- EXTRACTED ENTRIES -
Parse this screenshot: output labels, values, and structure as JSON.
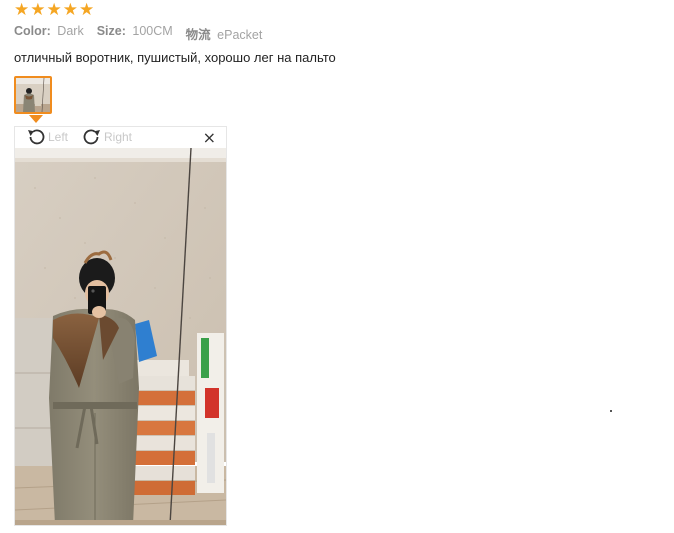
{
  "rating": {
    "stars": [
      "★",
      "★",
      "★",
      "★",
      "★"
    ],
    "value": 5,
    "color": "#f5a623"
  },
  "meta": {
    "color_label": "Color:",
    "color_value": "Dark",
    "size_label": "Size:",
    "size_value": "100CM",
    "shipping_label": "物流",
    "shipping_value": "ePacket"
  },
  "review": {
    "text": "отличный воротник, пушистый, хорошо лег на пальто"
  },
  "viewer": {
    "rotate_left_label": "Left",
    "rotate_right_label": "Right",
    "close_symbol": "×",
    "icons": [
      "rotate-left-icon",
      "rotate-right-icon",
      "close-icon"
    ]
  },
  "colors": {
    "accent": "#f08c1e",
    "star": "#f5a623"
  }
}
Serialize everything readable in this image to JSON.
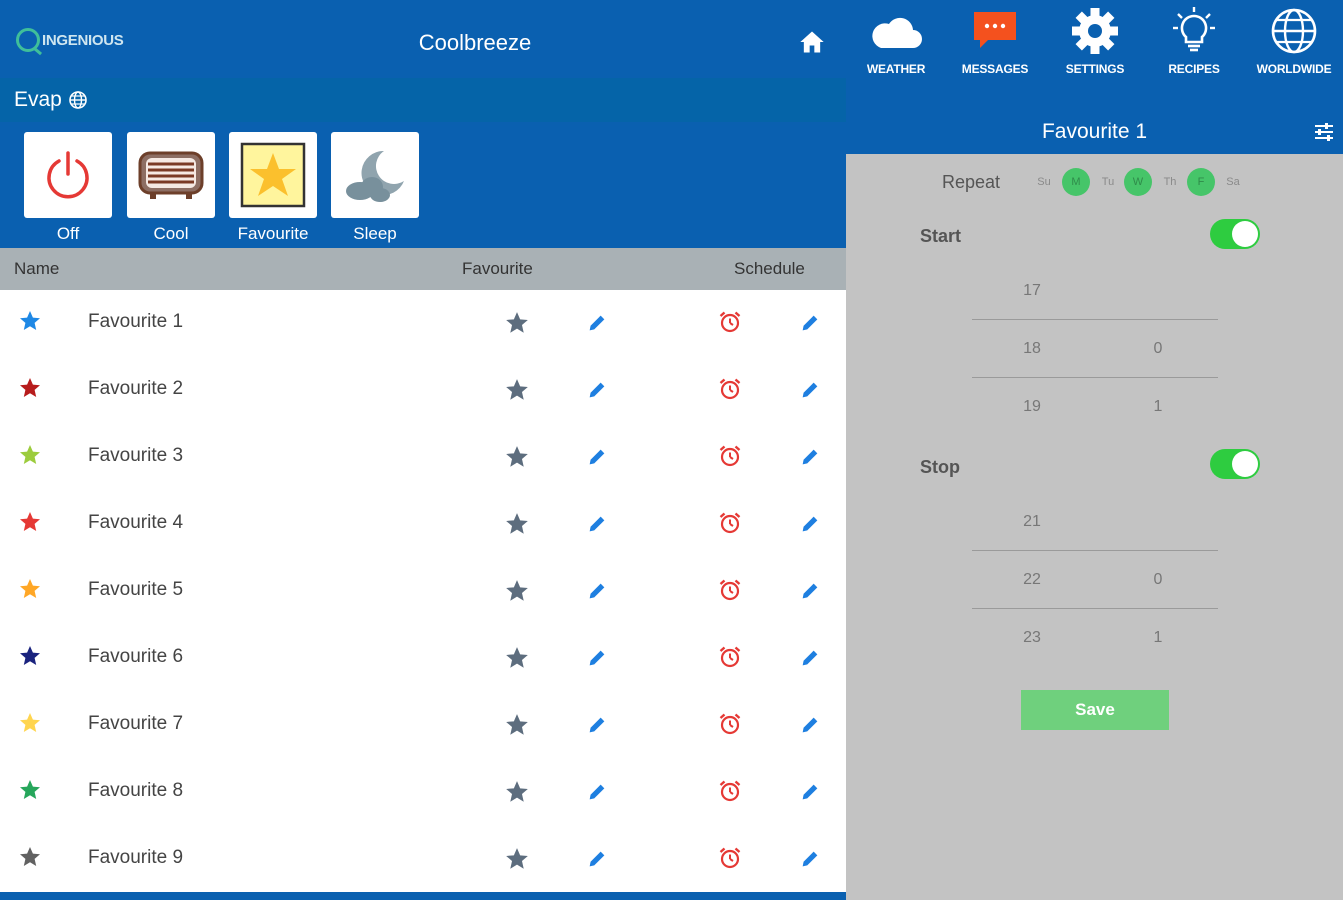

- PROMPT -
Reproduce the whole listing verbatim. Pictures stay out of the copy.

- SOLUTION TO THIS PROBLEM -
Parse this screenshot: output labels, values, and structure as JSON.
{
  "rating": {
    "stars": [
      "★",
      "★",
      "★",
      "★",
      "★"
    ],
    "value": 5,
    "color": "#f5a623"
  },
  "meta": {
    "color_label": "Color:",
    "color_value": "Dark",
    "size_label": "Size:",
    "size_value": "100CM",
    "shipping_label": "物流",
    "shipping_value": "ePacket"
  },
  "review": {
    "text": "отличный воротник, пушистый, хорошо лег на пальто"
  },
  "viewer": {
    "rotate_left_label": "Left",
    "rotate_right_label": "Right",
    "close_symbol": "×",
    "icons": [
      "rotate-left-icon",
      "rotate-right-icon",
      "close-icon"
    ]
  },
  "colors": {
    "accent": "#f08c1e",
    "star": "#f5a623"
  }
}
Serialize everything readable in this image to JSON.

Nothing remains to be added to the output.